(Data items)
'''
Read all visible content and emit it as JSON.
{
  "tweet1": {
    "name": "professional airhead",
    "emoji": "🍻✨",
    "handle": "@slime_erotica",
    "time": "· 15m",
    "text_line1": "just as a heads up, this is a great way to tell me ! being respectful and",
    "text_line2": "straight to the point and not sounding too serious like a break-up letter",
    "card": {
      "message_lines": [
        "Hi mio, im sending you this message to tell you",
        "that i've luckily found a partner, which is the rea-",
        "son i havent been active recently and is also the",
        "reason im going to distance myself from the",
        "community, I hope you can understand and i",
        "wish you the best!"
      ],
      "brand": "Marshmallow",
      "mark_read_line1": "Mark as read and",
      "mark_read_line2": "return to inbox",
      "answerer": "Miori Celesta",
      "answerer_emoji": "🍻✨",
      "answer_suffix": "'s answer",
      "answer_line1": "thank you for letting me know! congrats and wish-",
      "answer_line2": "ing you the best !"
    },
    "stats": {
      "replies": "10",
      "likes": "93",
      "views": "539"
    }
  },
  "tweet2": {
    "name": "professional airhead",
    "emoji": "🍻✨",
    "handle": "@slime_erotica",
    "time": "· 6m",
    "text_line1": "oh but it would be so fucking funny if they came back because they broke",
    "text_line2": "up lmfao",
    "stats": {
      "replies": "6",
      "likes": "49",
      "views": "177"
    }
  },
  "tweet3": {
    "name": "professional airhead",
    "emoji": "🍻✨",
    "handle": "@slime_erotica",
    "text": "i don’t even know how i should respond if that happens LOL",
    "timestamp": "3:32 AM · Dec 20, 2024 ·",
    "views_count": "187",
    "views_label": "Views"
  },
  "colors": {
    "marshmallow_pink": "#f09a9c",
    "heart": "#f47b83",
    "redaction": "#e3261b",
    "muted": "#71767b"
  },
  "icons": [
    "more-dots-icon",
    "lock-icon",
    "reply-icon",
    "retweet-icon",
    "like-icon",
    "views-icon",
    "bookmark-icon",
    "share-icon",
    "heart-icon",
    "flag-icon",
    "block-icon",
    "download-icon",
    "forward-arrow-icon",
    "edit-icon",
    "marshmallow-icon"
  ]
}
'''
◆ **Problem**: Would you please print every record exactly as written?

◆ **Answer**:
Read all visible content and emit it as JSON.
{
  "tweet1": {
    "name": "professional airhead",
    "emoji": "🍻✨",
    "handle": "@slime_erotica",
    "time": "· 15m",
    "text_line1": "just as a heads up, this is a great way to tell me ! being respectful and",
    "text_line2": "straight to the point and not sounding too serious like a break-up letter",
    "card": {
      "message_lines": [
        "Hi mio, im sending you this message to tell you",
        "that i've luckily found a partner, which is the rea-",
        "son i havent been active recently and is also the",
        "reason im going to distance myself from the",
        "community, I hope you can understand and i",
        "wish you the best!"
      ],
      "brand": "Marshmallow",
      "mark_read_line1": "Mark as read and",
      "mark_read_line2": "return to inbox",
      "answerer": "Miori Celesta",
      "answerer_emoji": "🍻✨",
      "answer_suffix": "'s answer",
      "answer_line1": "thank you for letting me know! congrats and wish-",
      "answer_line2": "ing you the best !"
    },
    "stats": {
      "replies": "10",
      "likes": "93",
      "views": "539"
    }
  },
  "tweet2": {
    "name": "professional airhead",
    "emoji": "🍻✨",
    "handle": "@slime_erotica",
    "time": "· 6m",
    "text_line1": "oh but it would be so fucking funny if they came back because they broke",
    "text_line2": "up lmfao",
    "stats": {
      "replies": "6",
      "likes": "49",
      "views": "177"
    }
  },
  "tweet3": {
    "name": "professional airhead",
    "emoji": "🍻✨",
    "handle": "@slime_erotica",
    "text": "i don’t even know how i should respond if that happens LOL",
    "timestamp": "3:32 AM · Dec 20, 2024 ·",
    "views_count": "187",
    "views_label": "Views"
  },
  "colors": {
    "marshmallow_pink": "#f09a9c",
    "heart": "#f47b83",
    "redaction": "#e3261b",
    "muted": "#71767b"
  },
  "icons": [
    "more-dots-icon",
    "lock-icon",
    "reply-icon",
    "retweet-icon",
    "like-icon",
    "views-icon",
    "bookmark-icon",
    "share-icon",
    "heart-icon",
    "flag-icon",
    "block-icon",
    "download-icon",
    "forward-arrow-icon",
    "edit-icon",
    "marshmallow-icon"
  ]
}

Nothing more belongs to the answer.